**What the exercise asks**
From the material below, list every line containing "Streak".
[[ Given data, beginning ]]
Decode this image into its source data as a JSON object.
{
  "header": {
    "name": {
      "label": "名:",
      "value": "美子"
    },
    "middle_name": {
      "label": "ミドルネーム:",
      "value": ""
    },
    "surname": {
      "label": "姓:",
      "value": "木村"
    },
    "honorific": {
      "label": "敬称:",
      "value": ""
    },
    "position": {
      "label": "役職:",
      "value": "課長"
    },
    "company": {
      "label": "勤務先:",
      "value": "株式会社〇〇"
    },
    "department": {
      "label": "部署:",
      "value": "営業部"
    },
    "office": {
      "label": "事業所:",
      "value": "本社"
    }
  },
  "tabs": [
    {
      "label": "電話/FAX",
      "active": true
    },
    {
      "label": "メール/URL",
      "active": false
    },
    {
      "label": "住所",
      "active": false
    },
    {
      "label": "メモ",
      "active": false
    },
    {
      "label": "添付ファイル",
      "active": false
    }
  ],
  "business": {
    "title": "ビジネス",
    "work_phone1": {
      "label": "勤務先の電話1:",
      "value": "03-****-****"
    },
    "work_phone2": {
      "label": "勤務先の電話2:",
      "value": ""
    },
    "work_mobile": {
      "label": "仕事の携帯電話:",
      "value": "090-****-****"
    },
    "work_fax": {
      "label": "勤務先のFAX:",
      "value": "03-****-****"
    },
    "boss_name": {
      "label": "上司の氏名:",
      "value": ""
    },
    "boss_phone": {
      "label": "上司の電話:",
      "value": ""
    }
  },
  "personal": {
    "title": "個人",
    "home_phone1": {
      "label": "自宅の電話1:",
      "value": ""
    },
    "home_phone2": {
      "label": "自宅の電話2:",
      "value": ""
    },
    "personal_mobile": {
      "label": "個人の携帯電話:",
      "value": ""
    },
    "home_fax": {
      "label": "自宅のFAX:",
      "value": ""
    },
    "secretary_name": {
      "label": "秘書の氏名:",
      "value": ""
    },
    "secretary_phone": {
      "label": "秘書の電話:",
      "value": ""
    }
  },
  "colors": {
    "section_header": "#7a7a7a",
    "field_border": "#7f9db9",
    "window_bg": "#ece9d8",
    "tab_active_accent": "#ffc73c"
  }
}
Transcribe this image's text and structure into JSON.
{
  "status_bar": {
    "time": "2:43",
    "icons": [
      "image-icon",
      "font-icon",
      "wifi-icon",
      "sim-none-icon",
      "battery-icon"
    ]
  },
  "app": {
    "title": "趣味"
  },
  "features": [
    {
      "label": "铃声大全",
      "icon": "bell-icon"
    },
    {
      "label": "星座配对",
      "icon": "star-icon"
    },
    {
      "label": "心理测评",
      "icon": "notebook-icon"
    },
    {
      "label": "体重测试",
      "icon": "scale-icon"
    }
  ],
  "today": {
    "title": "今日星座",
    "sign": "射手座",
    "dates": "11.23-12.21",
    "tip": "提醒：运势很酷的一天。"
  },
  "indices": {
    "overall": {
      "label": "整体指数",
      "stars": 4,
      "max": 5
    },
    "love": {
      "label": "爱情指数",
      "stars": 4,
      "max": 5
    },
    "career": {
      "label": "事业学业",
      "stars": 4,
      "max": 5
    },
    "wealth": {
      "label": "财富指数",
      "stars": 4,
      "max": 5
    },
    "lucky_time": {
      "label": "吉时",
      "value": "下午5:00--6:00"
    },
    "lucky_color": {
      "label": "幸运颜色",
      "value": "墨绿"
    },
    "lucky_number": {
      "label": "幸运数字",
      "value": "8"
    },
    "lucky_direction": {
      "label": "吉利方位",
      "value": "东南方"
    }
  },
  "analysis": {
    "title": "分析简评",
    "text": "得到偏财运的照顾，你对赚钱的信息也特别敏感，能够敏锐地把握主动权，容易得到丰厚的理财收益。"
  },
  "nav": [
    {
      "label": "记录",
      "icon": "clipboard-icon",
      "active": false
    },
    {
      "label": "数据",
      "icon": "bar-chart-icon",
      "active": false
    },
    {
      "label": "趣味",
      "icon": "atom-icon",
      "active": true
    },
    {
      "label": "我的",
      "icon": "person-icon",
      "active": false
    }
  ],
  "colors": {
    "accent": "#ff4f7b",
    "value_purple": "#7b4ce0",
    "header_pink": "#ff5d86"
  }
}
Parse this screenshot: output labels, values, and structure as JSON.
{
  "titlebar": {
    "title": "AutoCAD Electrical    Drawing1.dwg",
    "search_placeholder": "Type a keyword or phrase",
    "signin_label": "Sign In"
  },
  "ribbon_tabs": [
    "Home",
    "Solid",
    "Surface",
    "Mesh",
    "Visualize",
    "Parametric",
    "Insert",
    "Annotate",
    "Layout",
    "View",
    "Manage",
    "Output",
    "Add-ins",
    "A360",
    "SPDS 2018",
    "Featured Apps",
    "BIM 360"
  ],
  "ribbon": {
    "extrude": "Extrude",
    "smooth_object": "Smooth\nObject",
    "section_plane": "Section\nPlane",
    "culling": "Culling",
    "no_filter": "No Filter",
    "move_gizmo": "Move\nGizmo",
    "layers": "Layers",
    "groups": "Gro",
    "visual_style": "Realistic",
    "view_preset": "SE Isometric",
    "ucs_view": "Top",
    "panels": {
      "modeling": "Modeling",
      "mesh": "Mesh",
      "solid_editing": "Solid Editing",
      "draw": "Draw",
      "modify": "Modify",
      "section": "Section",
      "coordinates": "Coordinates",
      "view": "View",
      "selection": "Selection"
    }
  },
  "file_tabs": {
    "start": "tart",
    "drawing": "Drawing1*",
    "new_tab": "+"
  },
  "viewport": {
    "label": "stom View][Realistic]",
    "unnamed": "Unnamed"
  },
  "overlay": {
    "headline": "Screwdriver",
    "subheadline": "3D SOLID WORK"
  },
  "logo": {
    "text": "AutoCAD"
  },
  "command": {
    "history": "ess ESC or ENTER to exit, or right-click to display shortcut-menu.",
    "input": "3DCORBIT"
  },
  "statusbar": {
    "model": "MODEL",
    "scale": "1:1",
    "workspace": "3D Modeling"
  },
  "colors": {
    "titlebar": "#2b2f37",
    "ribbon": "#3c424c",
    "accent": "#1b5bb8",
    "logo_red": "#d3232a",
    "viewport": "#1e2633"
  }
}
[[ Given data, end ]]
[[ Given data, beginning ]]
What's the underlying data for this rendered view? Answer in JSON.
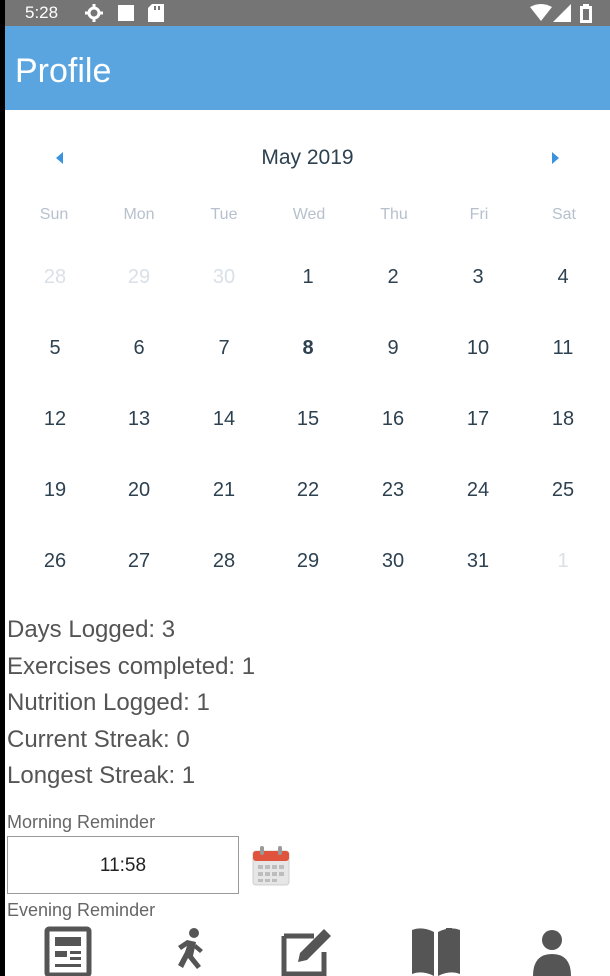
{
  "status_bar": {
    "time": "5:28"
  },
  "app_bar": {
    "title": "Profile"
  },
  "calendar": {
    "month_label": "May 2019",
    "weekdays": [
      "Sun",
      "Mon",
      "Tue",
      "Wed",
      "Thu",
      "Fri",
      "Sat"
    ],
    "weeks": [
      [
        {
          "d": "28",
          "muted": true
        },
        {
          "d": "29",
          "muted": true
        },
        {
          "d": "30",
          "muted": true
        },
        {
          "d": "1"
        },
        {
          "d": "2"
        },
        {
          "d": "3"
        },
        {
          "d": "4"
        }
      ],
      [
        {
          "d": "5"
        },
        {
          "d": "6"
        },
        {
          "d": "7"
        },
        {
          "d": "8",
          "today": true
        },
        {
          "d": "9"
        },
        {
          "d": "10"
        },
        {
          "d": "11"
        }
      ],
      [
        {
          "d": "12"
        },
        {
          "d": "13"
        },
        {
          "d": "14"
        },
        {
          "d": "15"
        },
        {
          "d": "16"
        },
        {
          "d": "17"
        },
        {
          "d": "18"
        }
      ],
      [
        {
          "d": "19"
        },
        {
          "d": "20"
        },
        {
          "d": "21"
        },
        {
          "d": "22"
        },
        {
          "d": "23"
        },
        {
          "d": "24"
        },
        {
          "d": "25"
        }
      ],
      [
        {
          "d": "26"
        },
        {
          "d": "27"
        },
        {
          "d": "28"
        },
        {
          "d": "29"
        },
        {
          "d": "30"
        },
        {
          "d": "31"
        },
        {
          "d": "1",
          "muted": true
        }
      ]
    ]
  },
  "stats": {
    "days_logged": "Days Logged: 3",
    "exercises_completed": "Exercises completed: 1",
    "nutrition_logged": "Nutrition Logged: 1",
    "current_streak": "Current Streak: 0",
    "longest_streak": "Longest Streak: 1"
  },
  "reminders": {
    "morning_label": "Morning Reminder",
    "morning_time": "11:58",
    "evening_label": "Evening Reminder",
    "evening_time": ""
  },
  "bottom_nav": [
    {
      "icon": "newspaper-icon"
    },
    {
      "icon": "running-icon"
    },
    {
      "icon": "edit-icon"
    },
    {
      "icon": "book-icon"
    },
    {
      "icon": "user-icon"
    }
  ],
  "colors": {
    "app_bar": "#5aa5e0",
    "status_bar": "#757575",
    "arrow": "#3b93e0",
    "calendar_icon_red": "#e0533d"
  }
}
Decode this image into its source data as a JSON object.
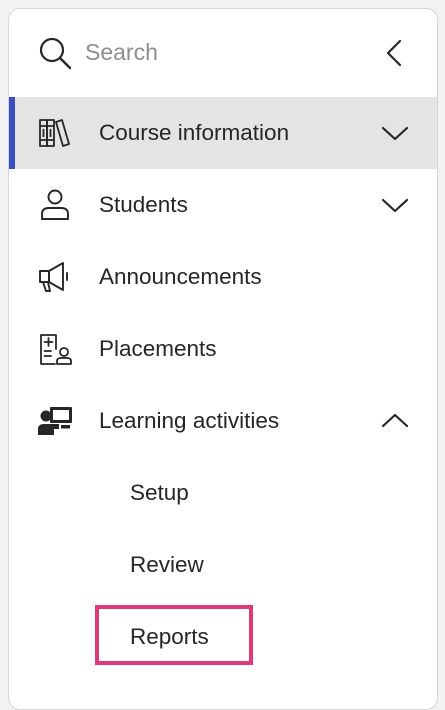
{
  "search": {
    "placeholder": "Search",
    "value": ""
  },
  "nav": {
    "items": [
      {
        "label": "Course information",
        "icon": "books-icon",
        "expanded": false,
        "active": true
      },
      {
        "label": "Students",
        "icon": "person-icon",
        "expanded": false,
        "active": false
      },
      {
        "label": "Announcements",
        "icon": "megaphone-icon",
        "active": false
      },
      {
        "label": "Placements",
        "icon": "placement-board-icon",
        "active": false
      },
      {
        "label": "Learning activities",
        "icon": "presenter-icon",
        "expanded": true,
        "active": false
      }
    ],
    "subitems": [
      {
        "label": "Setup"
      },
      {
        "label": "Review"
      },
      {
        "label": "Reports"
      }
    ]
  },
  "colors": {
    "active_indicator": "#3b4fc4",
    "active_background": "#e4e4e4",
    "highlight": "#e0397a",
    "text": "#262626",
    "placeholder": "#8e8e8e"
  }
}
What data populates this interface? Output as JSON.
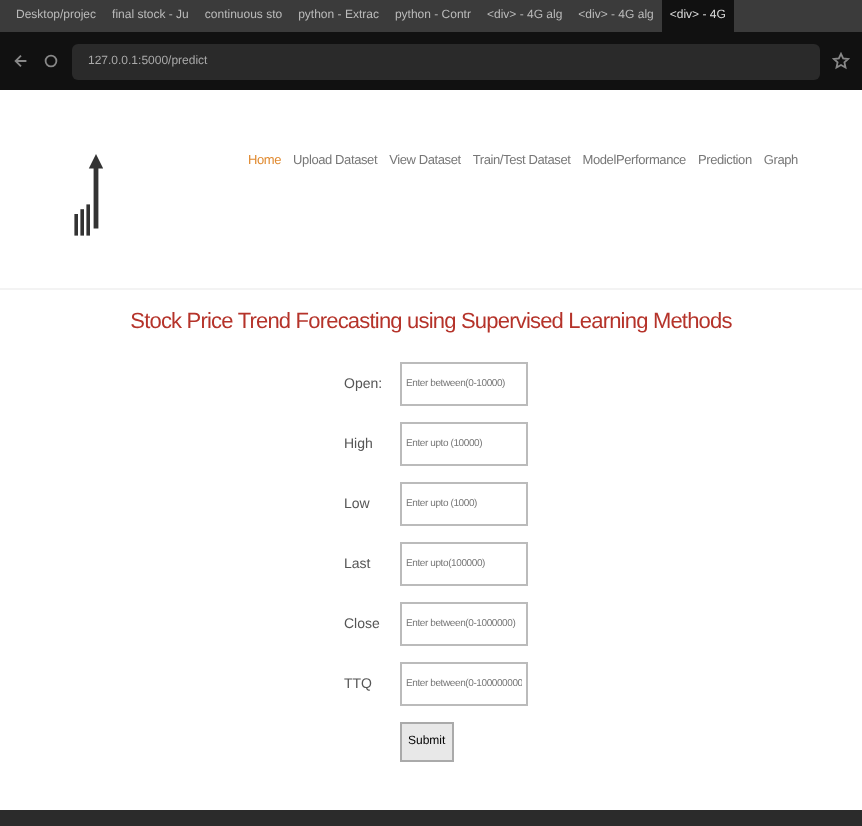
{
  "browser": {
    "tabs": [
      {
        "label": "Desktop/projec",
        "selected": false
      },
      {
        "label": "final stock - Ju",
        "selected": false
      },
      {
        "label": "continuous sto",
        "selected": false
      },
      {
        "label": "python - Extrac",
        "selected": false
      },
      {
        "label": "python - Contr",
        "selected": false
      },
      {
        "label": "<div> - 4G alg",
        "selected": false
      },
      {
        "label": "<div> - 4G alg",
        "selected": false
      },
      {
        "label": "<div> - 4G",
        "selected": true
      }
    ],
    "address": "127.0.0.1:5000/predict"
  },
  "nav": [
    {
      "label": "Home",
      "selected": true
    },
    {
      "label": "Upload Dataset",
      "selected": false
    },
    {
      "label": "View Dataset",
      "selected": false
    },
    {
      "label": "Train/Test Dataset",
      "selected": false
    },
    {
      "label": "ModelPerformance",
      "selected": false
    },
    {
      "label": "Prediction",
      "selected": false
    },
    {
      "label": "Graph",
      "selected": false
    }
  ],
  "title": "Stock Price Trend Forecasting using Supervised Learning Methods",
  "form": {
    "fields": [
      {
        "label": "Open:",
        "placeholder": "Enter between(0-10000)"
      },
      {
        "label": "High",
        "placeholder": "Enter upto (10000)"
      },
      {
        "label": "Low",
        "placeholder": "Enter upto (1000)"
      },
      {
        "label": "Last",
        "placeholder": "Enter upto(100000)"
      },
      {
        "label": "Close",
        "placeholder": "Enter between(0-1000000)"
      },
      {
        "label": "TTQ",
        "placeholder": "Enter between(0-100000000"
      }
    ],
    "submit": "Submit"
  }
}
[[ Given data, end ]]
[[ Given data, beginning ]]
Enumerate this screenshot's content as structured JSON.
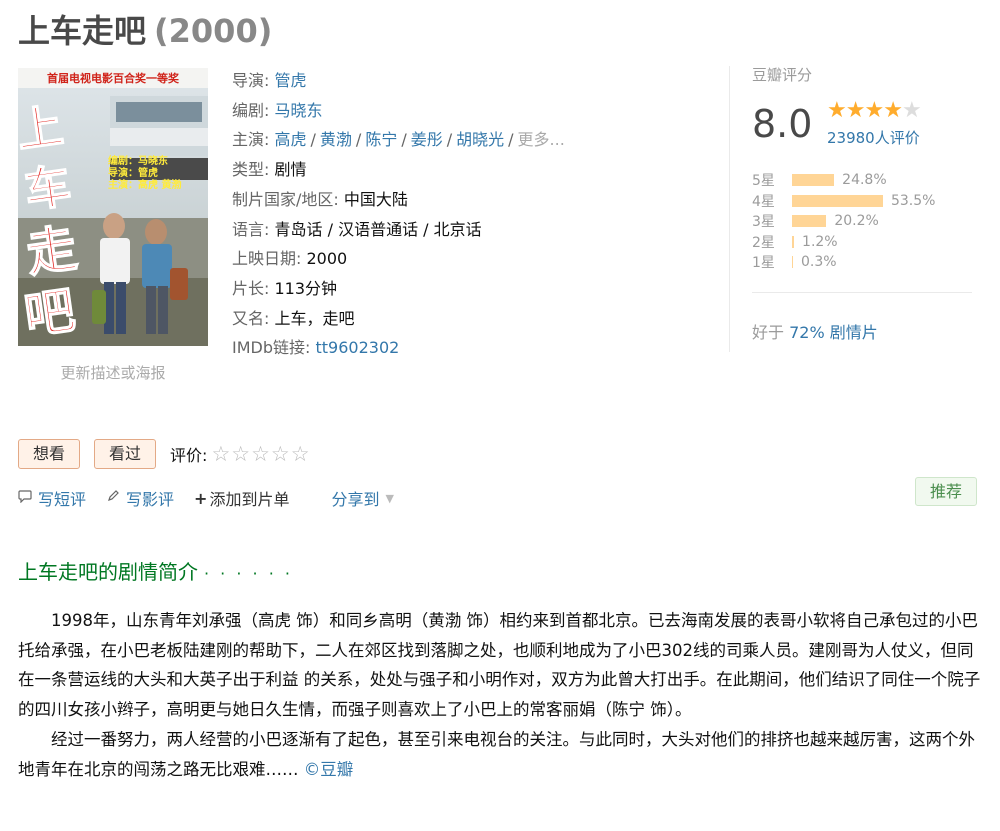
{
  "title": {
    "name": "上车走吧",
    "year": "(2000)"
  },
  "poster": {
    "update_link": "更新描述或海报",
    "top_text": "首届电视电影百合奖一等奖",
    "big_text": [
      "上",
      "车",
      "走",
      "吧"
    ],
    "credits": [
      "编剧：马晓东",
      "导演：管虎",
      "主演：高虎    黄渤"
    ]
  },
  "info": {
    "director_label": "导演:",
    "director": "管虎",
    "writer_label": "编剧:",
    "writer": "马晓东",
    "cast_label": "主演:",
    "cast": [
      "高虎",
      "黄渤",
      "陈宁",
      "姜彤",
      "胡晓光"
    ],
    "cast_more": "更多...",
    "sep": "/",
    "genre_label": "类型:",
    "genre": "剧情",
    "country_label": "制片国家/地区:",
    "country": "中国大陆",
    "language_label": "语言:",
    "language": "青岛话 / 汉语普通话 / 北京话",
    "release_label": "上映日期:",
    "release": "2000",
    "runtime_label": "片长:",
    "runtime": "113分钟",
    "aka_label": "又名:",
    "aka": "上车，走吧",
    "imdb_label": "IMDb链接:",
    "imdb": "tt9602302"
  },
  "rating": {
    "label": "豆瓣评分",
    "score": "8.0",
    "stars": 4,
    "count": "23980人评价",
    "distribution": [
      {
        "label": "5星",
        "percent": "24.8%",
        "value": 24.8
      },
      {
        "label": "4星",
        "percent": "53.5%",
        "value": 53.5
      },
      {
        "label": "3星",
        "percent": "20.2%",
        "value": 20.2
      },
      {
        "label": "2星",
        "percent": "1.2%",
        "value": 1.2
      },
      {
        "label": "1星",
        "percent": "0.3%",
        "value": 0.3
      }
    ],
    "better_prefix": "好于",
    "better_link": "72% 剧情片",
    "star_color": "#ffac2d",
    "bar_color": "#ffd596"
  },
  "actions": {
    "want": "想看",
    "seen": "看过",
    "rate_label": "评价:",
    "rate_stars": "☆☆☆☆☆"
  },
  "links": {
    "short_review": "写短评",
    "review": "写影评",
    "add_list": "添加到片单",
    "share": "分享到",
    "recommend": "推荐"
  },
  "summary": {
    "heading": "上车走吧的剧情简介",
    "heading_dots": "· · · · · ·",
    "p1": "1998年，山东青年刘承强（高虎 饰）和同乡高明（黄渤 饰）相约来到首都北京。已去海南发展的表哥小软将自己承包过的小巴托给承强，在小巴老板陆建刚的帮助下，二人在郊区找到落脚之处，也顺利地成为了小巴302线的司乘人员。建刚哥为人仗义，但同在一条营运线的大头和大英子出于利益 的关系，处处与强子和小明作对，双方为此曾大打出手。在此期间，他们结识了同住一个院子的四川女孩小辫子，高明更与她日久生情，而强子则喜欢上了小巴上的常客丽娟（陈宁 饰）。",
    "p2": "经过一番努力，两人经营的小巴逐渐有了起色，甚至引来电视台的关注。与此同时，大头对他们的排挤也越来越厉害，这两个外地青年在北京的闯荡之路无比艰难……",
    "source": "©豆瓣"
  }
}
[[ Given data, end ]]
**Output of the task**
    "current_streak": "Current Streak: 0",
    "longest_streak": "Longest Streak: 1"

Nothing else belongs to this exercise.